▸ What is needed:
What lines of the data below include the word "width"? Report them by copying each.

▸ Records contained in a dataset:
+===+
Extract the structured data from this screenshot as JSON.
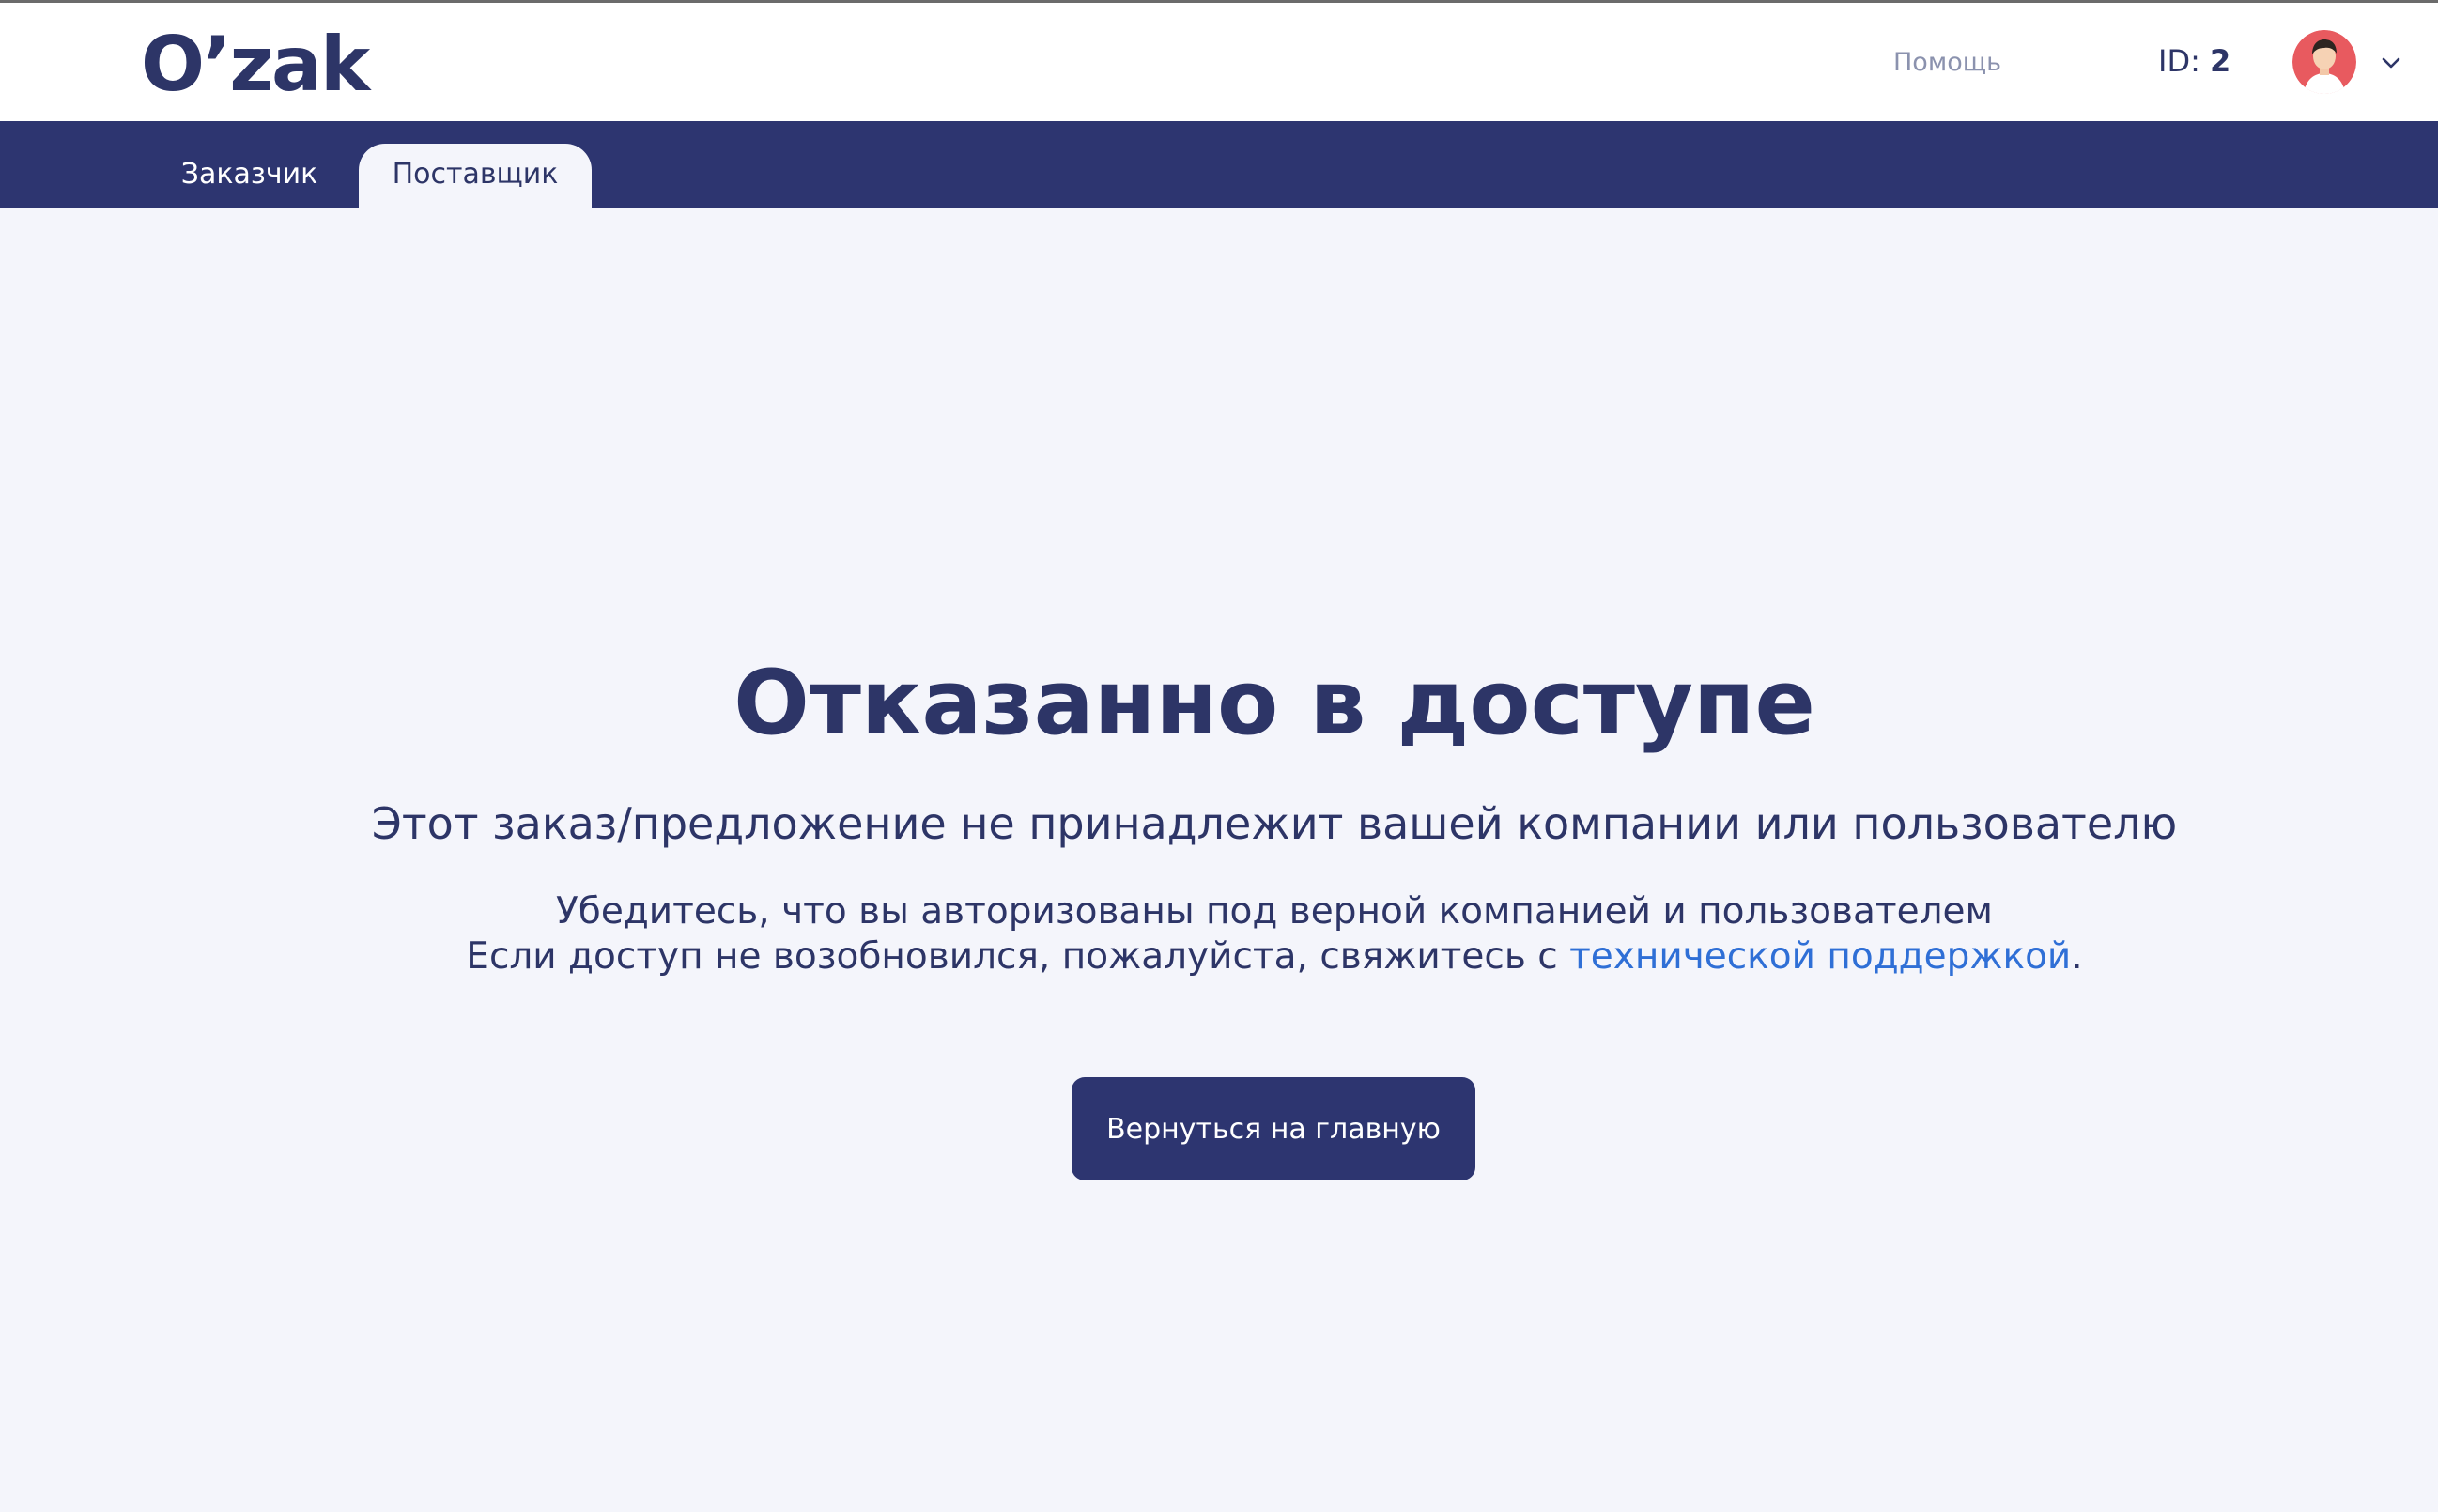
{
  "header": {
    "logo": "O’zak",
    "help_label": "Помощь",
    "id_label": "ID:",
    "id_value": "2",
    "avatar_icon": "user-avatar-icon",
    "dropdown_icon": "chevron-down-icon"
  },
  "tabs": [
    {
      "label": "Заказчик",
      "active": false
    },
    {
      "label": "Поставщик",
      "active": true
    }
  ],
  "main": {
    "title": "Отказанно в доступе",
    "subtitle": "Этот заказ/предложение не принадлежит вашей компании или пользователю",
    "info_line1": "Убедитесь, что вы авторизованы под верной компанией и пользователем",
    "info_line2_prefix": "Если доступ не возобновился, пожалуйста, свяжитесь с ",
    "support_link": "технической поддержкой",
    "info_line2_suffix": ".",
    "home_button": "Вернуться на главную"
  },
  "colors": {
    "brand_navy": "#2d3570",
    "background": "#f4f5fb",
    "link_blue": "#2f6fd6",
    "avatar_red": "#e85a5f"
  }
}
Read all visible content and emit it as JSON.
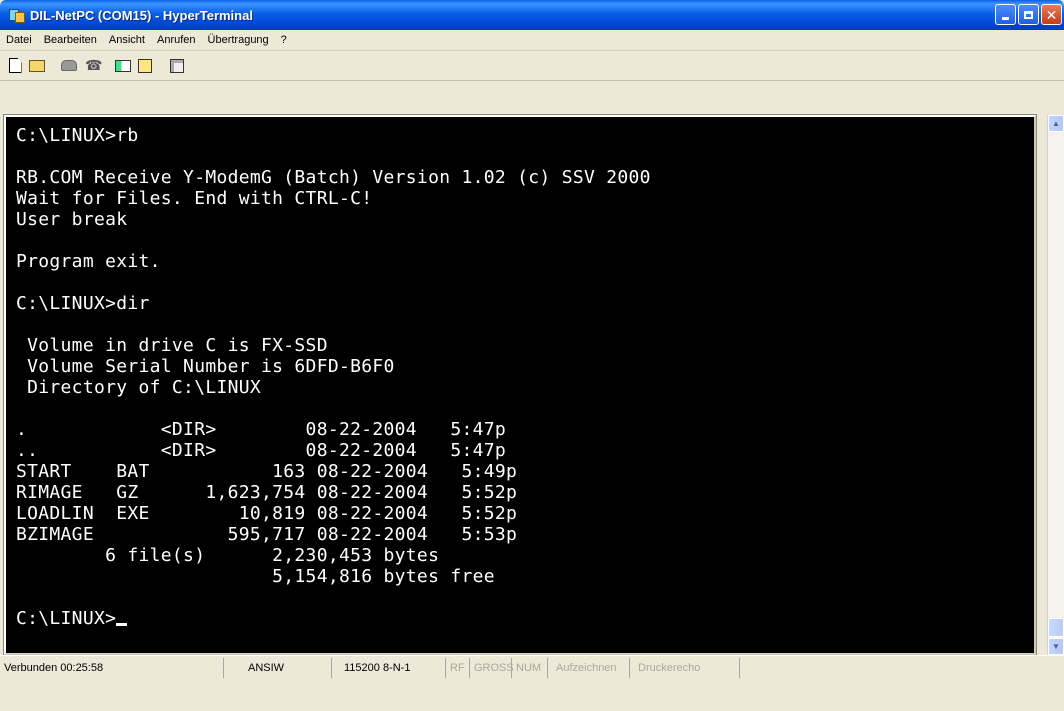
{
  "window": {
    "title": "DIL-NetPC (COM15) - HyperTerminal"
  },
  "menu": {
    "items": [
      "Datei",
      "Bearbeiten",
      "Ansicht",
      "Anrufen",
      "Übertragung",
      "?"
    ]
  },
  "toolbar": {
    "icons": [
      "new-icon",
      "open-icon",
      "call-icon",
      "disconnect-icon",
      "send-icon",
      "receive-icon",
      "properties-icon"
    ]
  },
  "terminal": {
    "lines": [
      "C:\\LINUX>rb",
      "",
      "RB.COM Receive Y-ModemG (Batch) Version 1.02 (c) SSV 2000",
      "Wait for Files. End with CTRL-C!",
      "User break",
      "",
      "Program exit.",
      "",
      "C:\\LINUX>dir",
      "",
      " Volume in drive C is FX-SSD",
      " Volume Serial Number is 6DFD-B6F0",
      " Directory of C:\\LINUX",
      "",
      ".            <DIR>        08-22-2004   5:47p",
      "..           <DIR>        08-22-2004   5:47p",
      "START    BAT           163 08-22-2004   5:49p",
      "RIMAGE   GZ      1,623,754 08-22-2004   5:52p",
      "LOADLIN  EXE        10,819 08-22-2004   5:52p",
      "BZIMAGE            595,717 08-22-2004   5:53p",
      "        6 file(s)      2,230,453 bytes",
      "                       5,154,816 bytes free",
      "",
      "C:\\LINUX>"
    ]
  },
  "status": {
    "connected": "Verbunden 00:25:58",
    "emulation": "ANSIW",
    "port_settings": "115200 8-N-1",
    "rf": "RF",
    "gross": "GROSS",
    "num": "NUM",
    "capture": "Aufzeichnen",
    "printecho": "Druckerecho"
  }
}
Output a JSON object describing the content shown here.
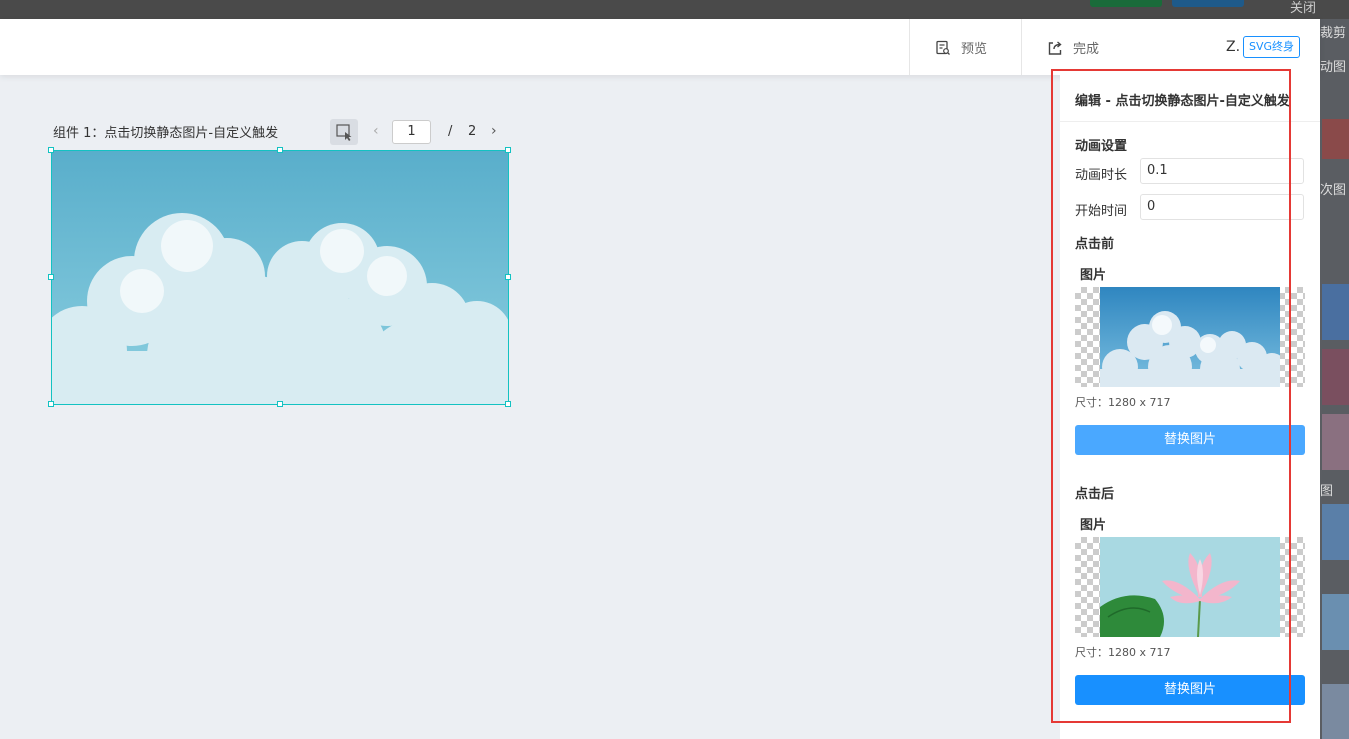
{
  "background_app": {
    "close_label": "关闭",
    "right_texts": [
      "裁剪",
      "动图",
      "次图",
      "图"
    ]
  },
  "header": {
    "preview_label": "预览",
    "done_label": "完成",
    "logo_letter": "Z.",
    "badge_label": "SVG终身"
  },
  "canvas": {
    "component_label": "组件 1：点击切换静态图片-自定义触发",
    "page_current": "1",
    "page_separator": "/",
    "page_total": "2"
  },
  "panel": {
    "title": "编辑 - 点击切换静态图片-自定义触发",
    "animation_section": "动画设置",
    "duration_label": "动画时长",
    "duration_value": "0.1",
    "start_label": "开始时间",
    "start_value": "0",
    "before_section": "点击前",
    "before_image_label": "图片",
    "before_size": "尺寸：1280 x 717",
    "before_replace": "替换图片",
    "after_section": "点击后",
    "after_image_label": "图片",
    "after_size": "尺寸：1280 x 717",
    "after_replace": "替换图片"
  },
  "colors": {
    "accent": "#1890ff",
    "accent_light": "#4aa8ff",
    "selection": "#13c2c2",
    "highlight": "#e53935"
  }
}
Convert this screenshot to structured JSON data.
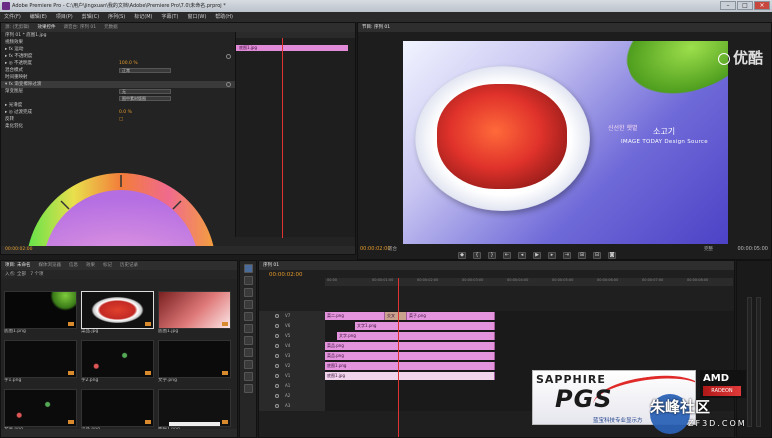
{
  "window": {
    "title": "Adobe Premiere Pro - C:\\用户\\jingxuan\\我的文档\\Adobe\\Premiere Pro\\7.0\\未命名.prproj *",
    "min_label": "–",
    "max_label": "□",
    "close_label": "×"
  },
  "menu": [
    "文件(F)",
    "编辑(E)",
    "项目(P)",
    "剪辑(C)",
    "序列(S)",
    "标记(M)",
    "字幕(T)",
    "窗口(W)",
    "帮助(H)"
  ],
  "source_tabs": [
    "源: (无剪辑)",
    "效果控件",
    "调音台: 序列 01",
    "元数据"
  ],
  "effect_controls": {
    "header": "序列 01 * 底图1.jpg",
    "rows": [
      {
        "label": "视频效果",
        "value": ""
      },
      {
        "label": "▸ fx 运动",
        "value": ""
      },
      {
        "label": "▸ fx 不透明度",
        "value": ""
      },
      {
        "label": "▸ ◎ 不透明度",
        "value": "100.0 %"
      },
      {
        "label": "混合模式",
        "select": "正常"
      },
      {
        "label": "时间重映射",
        "value": ""
      },
      {
        "label": "▾ fx 渐变擦除过渡",
        "value": "",
        "highlight": true
      },
      {
        "label": "渐变图层",
        "select": "无"
      },
      {
        "label": "",
        "select": "图中素材版图"
      },
      {
        "label": "▸ 光滑度",
        "value": ""
      },
      {
        "label": "▸ ◎ 过渡完成",
        "value": "0.0 %"
      },
      {
        "label": "反转",
        "value": "□"
      },
      {
        "label": "柔化羽化",
        "value": ""
      }
    ],
    "clip_label": "底图1.jpg",
    "footer_timecode": "00:00:02:00"
  },
  "program": {
    "tab": "节目: 序列 01",
    "timecode_current": "00:00:02:00",
    "timecode_duration": "00:00:05:00",
    "fit_label": "适合",
    "quality_label": "完整",
    "overlay_korean_small": "신선한 햇볕",
    "overlay_korean_main": "소고기",
    "overlay_english": "IMAGE TODAY Design Source",
    "watermark": "优酷",
    "transport": [
      "◆",
      "{",
      "}",
      "⇤",
      "◂",
      "▶",
      "▸",
      "⇥",
      "⊞",
      "⊟",
      "◙"
    ]
  },
  "project": {
    "tabs": [
      "项目: 未命名",
      "媒体浏览器",
      "信息",
      "效果",
      "标记",
      "历史记录"
    ],
    "filter_label": "入点: 全部",
    "count_label": "7 个项",
    "items": [
      {
        "label": "底图1.png",
        "style": "t-leaf"
      },
      {
        "label": "菜品.jpg",
        "style": "t-food",
        "selected": true
      },
      {
        "label": "底图1.jpg",
        "style": "t-pink"
      },
      {
        "label": "字1.png",
        "style": "t-dark"
      },
      {
        "label": "字2.png",
        "style": "t-dots"
      },
      {
        "label": "文字.png",
        "style": "t-dark"
      },
      {
        "label": "文字.png",
        "style": "t-dots"
      },
      {
        "label": "菜品.png",
        "style": "t-dark"
      },
      {
        "label": "图层1.png",
        "style": "t-white"
      }
    ]
  },
  "timeline": {
    "tab": "序列 01",
    "timecode": "00:00:02:00",
    "ruler": [
      "00:00",
      "00:00:01:00",
      "00:00:02:00",
      "00:00:03:00",
      "00:00:04:00",
      "00:00:05:00",
      "00:00:06:00",
      "00:00:07:00",
      "00:00:08:00"
    ],
    "tracks": [
      {
        "name": "V7",
        "clips": [
          {
            "label": "菜二.png",
            "start": 0,
            "width": 60
          },
          {
            "label": "交叉",
            "start": 60,
            "width": 22,
            "tone": "tan"
          },
          {
            "label": "菜子.png",
            "start": 82,
            "width": 88
          }
        ]
      },
      {
        "name": "V6",
        "clips": [
          {
            "label": "文字1.png",
            "start": 30,
            "width": 140
          }
        ]
      },
      {
        "name": "V5",
        "clips": [
          {
            "label": "文字.png",
            "start": 12,
            "width": 158
          }
        ]
      },
      {
        "name": "V4",
        "clips": [
          {
            "label": "菜品.png",
            "start": 0,
            "width": 170
          }
        ]
      },
      {
        "name": "V3",
        "clips": [
          {
            "label": "菜品.png",
            "start": 0,
            "width": 170
          }
        ]
      },
      {
        "name": "V2",
        "clips": [
          {
            "label": "底图1.png",
            "start": 0,
            "width": 170
          }
        ]
      },
      {
        "name": "V1",
        "clips": [
          {
            "label": "底图1.jpg",
            "start": 0,
            "width": 170,
            "tone": "light"
          }
        ]
      },
      {
        "name": "A1",
        "clips": []
      },
      {
        "name": "A2",
        "clips": []
      },
      {
        "name": "A3",
        "clips": []
      }
    ]
  },
  "ads": {
    "sapphire_brand": "SAPPHIRE",
    "sapphire_logo": "PGS",
    "sapphire_slogan": "蓝宝科技专业显示方",
    "amd_brand": "AMD",
    "amd_line": "RADEON",
    "site_name": "朱峰社区",
    "site_url": "ZF3D.COM"
  }
}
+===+
▸ Output below:
            "width": 60
            "width": 22,
            "width": 88
            "width": 140
            "width": 158
            "width": 170
            "width": 170
            "width": 170
            "width": 170,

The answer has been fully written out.